--- PROMPT ---
All of the data below needs to be set down again, exactly as shown.

═══ RECORD EXCERPTS

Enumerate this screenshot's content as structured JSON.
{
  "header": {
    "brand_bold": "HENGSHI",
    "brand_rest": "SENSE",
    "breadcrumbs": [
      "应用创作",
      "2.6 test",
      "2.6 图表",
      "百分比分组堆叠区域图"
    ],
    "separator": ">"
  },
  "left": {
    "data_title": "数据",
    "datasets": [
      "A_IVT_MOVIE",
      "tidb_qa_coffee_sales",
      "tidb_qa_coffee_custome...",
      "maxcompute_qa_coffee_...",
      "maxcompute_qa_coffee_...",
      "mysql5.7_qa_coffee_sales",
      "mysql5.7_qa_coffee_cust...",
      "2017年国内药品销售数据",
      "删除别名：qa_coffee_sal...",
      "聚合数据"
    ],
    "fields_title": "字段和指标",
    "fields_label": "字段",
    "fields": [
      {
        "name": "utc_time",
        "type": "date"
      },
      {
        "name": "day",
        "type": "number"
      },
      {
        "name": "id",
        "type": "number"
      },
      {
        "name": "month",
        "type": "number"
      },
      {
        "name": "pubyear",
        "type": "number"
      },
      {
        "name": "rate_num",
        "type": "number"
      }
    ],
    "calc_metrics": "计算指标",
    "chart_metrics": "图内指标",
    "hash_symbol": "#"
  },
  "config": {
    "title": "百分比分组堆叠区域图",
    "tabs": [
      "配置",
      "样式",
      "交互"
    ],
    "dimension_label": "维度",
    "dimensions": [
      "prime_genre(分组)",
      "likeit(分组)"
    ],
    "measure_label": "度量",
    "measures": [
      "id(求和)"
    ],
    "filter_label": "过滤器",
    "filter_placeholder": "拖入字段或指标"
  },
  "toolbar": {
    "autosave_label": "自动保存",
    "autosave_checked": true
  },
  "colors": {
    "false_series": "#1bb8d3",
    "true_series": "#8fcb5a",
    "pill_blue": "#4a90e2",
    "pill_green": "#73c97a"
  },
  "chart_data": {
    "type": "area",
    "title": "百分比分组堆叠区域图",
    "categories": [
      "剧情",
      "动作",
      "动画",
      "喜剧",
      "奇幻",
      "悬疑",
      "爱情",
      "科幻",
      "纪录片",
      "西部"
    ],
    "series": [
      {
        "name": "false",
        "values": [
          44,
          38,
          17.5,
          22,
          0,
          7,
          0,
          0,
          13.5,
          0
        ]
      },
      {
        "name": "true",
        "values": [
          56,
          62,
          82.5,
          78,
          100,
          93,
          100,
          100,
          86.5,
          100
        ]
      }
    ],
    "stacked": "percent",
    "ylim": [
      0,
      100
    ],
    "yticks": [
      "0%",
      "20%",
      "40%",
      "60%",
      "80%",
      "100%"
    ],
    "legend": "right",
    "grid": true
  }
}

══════

--- EXERCISE SOLUTION ---
Enumerate this screenshot's content as structured JSON.
{
  "header": {
    "brand_bold": "HENGSHI",
    "brand_rest": "SENSE",
    "breadcrumbs": [
      "应用创作",
      "2.6 test",
      "2.6 图表",
      "百分比分组堆叠区域图"
    ],
    "separator": ">"
  },
  "left": {
    "data_title": "数据",
    "datasets": [
      "A_IVT_MOVIE",
      "tidb_qa_coffee_sales",
      "tidb_qa_coffee_custome...",
      "maxcompute_qa_coffee_...",
      "maxcompute_qa_coffee_...",
      "mysql5.7_qa_coffee_sales",
      "mysql5.7_qa_coffee_cust...",
      "2017年国内药品销售数据",
      "删除别名：qa_coffee_sal...",
      "聚合数据"
    ],
    "fields_title": "字段和指标",
    "fields_label": "字段",
    "fields": [
      {
        "name": "utc_time",
        "type": "date"
      },
      {
        "name": "day",
        "type": "number"
      },
      {
        "name": "id",
        "type": "number"
      },
      {
        "name": "month",
        "type": "number"
      },
      {
        "name": "pubyear",
        "type": "number"
      },
      {
        "name": "rate_num",
        "type": "number"
      }
    ],
    "calc_metrics": "计算指标",
    "chart_metrics": "图内指标",
    "hash_symbol": "#"
  },
  "config": {
    "title": "百分比分组堆叠区域图",
    "tabs": [
      "配置",
      "样式",
      "交互"
    ],
    "dimension_label": "维度",
    "dimensions": [
      "prime_genre(分组)",
      "likeit(分组)"
    ],
    "measure_label": "度量",
    "measures": [
      "id(求和)"
    ],
    "filter_label": "过滤器",
    "filter_placeholder": "拖入字段或指标"
  },
  "toolbar": {
    "autosave_label": "自动保存",
    "autosave_checked": true
  },
  "colors": {
    "false_series": "#1bb8d3",
    "true_series": "#8fcb5a",
    "pill_blue": "#4a90e2",
    "pill_green": "#73c97a"
  },
  "chart_data": {
    "type": "area",
    "title": "百分比分组堆叠区域图",
    "categories": [
      "剧情",
      "动作",
      "动画",
      "喜剧",
      "奇幻",
      "悬疑",
      "爱情",
      "科幻",
      "纪录片",
      "西部"
    ],
    "series": [
      {
        "name": "false",
        "values": [
          44,
          38,
          17.5,
          22,
          0,
          7,
          0,
          0,
          13.5,
          0
        ]
      },
      {
        "name": "true",
        "values": [
          56,
          62,
          82.5,
          78,
          100,
          93,
          100,
          100,
          86.5,
          100
        ]
      }
    ],
    "stacked": "percent",
    "ylim": [
      0,
      100
    ],
    "yticks": [
      "0%",
      "20%",
      "40%",
      "60%",
      "80%",
      "100%"
    ],
    "legend": "right",
    "grid": true
  }
}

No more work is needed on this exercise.